** SOURCE DATA follows **
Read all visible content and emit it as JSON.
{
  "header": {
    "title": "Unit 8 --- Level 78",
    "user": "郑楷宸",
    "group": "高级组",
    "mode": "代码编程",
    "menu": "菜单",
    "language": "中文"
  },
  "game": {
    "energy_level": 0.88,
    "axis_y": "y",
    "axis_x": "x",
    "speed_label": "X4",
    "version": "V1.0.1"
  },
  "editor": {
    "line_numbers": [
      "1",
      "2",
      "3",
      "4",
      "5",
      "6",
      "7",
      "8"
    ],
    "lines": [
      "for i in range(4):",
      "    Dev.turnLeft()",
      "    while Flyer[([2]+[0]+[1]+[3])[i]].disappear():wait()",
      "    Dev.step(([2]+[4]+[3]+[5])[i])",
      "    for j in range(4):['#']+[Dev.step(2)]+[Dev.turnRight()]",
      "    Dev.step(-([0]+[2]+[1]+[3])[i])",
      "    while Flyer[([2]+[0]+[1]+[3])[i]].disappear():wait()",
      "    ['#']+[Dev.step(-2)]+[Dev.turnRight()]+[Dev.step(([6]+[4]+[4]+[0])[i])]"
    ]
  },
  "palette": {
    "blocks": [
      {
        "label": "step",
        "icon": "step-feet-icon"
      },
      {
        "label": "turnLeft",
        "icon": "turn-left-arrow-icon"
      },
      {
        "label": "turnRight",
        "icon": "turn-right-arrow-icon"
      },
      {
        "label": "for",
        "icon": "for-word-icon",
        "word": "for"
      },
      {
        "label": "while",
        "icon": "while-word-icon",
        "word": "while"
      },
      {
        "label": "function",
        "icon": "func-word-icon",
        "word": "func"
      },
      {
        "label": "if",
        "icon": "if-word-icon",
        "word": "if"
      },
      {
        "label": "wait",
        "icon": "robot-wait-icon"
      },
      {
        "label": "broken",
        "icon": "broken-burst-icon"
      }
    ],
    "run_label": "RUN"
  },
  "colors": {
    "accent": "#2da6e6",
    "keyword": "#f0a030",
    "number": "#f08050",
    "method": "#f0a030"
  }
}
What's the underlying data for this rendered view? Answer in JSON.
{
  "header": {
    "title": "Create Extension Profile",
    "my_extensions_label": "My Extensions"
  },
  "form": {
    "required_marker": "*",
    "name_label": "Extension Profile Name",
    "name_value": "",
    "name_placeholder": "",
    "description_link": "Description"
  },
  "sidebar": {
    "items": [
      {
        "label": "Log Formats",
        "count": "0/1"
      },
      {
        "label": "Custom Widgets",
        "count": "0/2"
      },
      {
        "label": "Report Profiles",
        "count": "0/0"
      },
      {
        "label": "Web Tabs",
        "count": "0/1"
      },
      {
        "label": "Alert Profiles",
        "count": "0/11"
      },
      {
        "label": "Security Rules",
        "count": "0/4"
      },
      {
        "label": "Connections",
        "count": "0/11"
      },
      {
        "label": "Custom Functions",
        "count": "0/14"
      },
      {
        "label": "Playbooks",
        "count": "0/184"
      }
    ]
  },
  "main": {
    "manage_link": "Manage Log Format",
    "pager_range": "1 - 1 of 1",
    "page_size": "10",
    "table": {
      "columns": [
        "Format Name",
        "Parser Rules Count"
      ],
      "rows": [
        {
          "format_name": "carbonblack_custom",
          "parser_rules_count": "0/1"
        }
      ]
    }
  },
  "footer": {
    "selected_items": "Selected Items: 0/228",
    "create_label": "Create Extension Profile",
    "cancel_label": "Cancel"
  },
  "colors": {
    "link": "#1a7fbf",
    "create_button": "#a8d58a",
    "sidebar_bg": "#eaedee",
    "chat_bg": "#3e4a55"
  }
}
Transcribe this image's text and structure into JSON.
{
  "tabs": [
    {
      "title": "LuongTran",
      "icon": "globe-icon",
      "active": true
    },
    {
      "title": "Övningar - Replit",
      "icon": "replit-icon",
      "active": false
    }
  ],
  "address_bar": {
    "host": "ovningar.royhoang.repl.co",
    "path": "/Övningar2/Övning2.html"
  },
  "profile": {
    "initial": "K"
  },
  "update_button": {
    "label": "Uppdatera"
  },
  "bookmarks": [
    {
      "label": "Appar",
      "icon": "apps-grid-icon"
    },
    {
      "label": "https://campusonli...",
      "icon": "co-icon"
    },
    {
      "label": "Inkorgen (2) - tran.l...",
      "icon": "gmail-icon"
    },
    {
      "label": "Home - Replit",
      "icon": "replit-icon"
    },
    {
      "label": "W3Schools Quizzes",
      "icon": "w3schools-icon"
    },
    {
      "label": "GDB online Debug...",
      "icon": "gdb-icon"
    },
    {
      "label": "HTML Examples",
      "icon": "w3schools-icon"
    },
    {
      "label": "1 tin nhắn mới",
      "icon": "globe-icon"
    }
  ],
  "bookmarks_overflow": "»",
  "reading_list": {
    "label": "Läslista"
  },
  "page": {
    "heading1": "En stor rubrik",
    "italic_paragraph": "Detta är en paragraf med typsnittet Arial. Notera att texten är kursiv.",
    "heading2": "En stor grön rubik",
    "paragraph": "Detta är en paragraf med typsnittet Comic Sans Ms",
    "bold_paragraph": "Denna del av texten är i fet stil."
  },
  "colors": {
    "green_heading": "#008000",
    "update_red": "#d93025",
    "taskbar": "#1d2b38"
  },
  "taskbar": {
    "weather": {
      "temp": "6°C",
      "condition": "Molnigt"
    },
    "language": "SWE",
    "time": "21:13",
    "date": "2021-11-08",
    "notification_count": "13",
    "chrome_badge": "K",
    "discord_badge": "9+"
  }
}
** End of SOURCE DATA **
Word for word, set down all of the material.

:: ANSWER AREA ::
Read all visible content and emit it as JSON.
{
  "header": {
    "title": "Unit 8 --- Level 78",
    "user": "郑楷宸",
    "group": "高级组",
    "mode": "代码编程",
    "menu": "菜单",
    "language": "中文"
  },
  "game": {
    "energy_level": 0.88,
    "axis_y": "y",
    "axis_x": "x",
    "speed_label": "X4",
    "version": "V1.0.1"
  },
  "editor": {
    "line_numbers": [
      "1",
      "2",
      "3",
      "4",
      "5",
      "6",
      "7",
      "8"
    ],
    "lines": [
      "for i in range(4):",
      "    Dev.turnLeft()",
      "    while Flyer[([2]+[0]+[1]+[3])[i]].disappear():wait()",
      "    Dev.step(([2]+[4]+[3]+[5])[i])",
      "    for j in range(4):['#']+[Dev.step(2)]+[Dev.turnRight()]",
      "    Dev.step(-([0]+[2]+[1]+[3])[i])",
      "    while Flyer[([2]+[0]+[1]+[3])[i]].disappear():wait()",
      "    ['#']+[Dev.step(-2)]+[Dev.turnRight()]+[Dev.step(([6]+[4]+[4]+[0])[i])]"
    ]
  },
  "palette": {
    "blocks": [
      {
        "label": "step",
        "icon": "step-feet-icon"
      },
      {
        "label": "turnLeft",
        "icon": "turn-left-arrow-icon"
      },
      {
        "label": "turnRight",
        "icon": "turn-right-arrow-icon"
      },
      {
        "label": "for",
        "icon": "for-word-icon",
        "word": "for"
      },
      {
        "label": "while",
        "icon": "while-word-icon",
        "word": "while"
      },
      {
        "label": "function",
        "icon": "func-word-icon",
        "word": "func"
      },
      {
        "label": "if",
        "icon": "if-word-icon",
        "word": "if"
      },
      {
        "label": "wait",
        "icon": "robot-wait-icon"
      },
      {
        "label": "broken",
        "icon": "broken-burst-icon"
      }
    ],
    "run_label": "RUN"
  },
  "colors": {
    "accent": "#2da6e6",
    "keyword": "#f0a030",
    "number": "#f08050",
    "method": "#f0a030"
  }
}
What's the underlying data for this rendered view? Answer in JSON.
{
  "header": {
    "title": "Create Extension Profile",
    "my_extensions_label": "My Extensions"
  },
  "form": {
    "required_marker": "*",
    "name_label": "Extension Profile Name",
    "name_value": "",
    "name_placeholder": "",
    "description_link": "Description"
  },
  "sidebar": {
    "items": [
      {
        "label": "Log Formats",
        "count": "0/1"
      },
      {
        "label": "Custom Widgets",
        "count": "0/2"
      },
      {
        "label": "Report Profiles",
        "count": "0/0"
      },
      {
        "label": "Web Tabs",
        "count": "0/1"
      },
      {
        "label": "Alert Profiles",
        "count": "0/11"
      },
      {
        "label": "Security Rules",
        "count": "0/4"
      },
      {
        "label": "Connections",
        "count": "0/11"
      },
      {
        "label": "Custom Functions",
        "count": "0/14"
      },
      {
        "label": "Playbooks",
        "count": "0/184"
      }
    ]
  },
  "main": {
    "manage_link": "Manage Log Format",
    "pager_range": "1 - 1 of 1",
    "page_size": "10",
    "table": {
      "columns": [
        "Format Name",
        "Parser Rules Count"
      ],
      "rows": [
        {
          "format_name": "carbonblack_custom",
          "parser_rules_count": "0/1"
        }
      ]
    }
  },
  "footer": {
    "selected_items": "Selected Items: 0/228",
    "create_label": "Create Extension Profile",
    "cancel_label": "Cancel"
  },
  "colors": {
    "link": "#1a7fbf",
    "create_button": "#a8d58a",
    "sidebar_bg": "#eaedee",
    "chat_bg": "#3e4a55"
  }
}
Transcribe this image's text and structure into JSON.
{
  "tabs": [
    {
      "title": "LuongTran",
      "icon": "globe-icon",
      "active": true
    },
    {
      "title": "Övningar - Replit",
      "icon": "replit-icon",
      "active": false
    }
  ],
  "address_bar": {
    "host": "ovningar.royhoang.repl.co",
    "path": "/Övningar2/Övning2.html"
  },
  "profile": {
    "initial": "K"
  },
  "update_button": {
    "label": "Uppdatera"
  },
  "bookmarks": [
    {
      "label": "Appar",
      "icon": "apps-grid-icon"
    },
    {
      "label": "https://campusonli...",
      "icon": "co-icon"
    },
    {
      "label": "Inkorgen (2) - tran.l...",
      "icon": "gmail-icon"
    },
    {
      "label": "Home - Replit",
      "icon": "replit-icon"
    },
    {
      "label": "W3Schools Quizzes",
      "icon": "w3schools-icon"
    },
    {
      "label": "GDB online Debug...",
      "icon": "gdb-icon"
    },
    {
      "label": "HTML Examples",
      "icon": "w3schools-icon"
    },
    {
      "label": "1 tin nhắn mới",
      "icon": "globe-icon"
    }
  ],
  "bookmarks_overflow": "»",
  "reading_list": {
    "label": "Läslista"
  },
  "page": {
    "heading1": "En stor rubrik",
    "italic_paragraph": "Detta är en paragraf med typsnittet Arial. Notera att texten är kursiv.",
    "heading2": "En stor grön rubik",
    "paragraph": "Detta är en paragraf med typsnittet Comic Sans Ms",
    "bold_paragraph": "Denna del av texten är i fet stil."
  },
  "colors": {
    "green_heading": "#008000",
    "update_red": "#d93025",
    "taskbar": "#1d2b38"
  },
  "taskbar": {
    "weather": {
      "temp": "6°C",
      "condition": "Molnigt"
    },
    "language": "SWE",
    "time": "21:13",
    "date": "2021-11-08",
    "notification_count": "13",
    "chrome_badge": "K",
    "discord_badge": "9+"
  }
}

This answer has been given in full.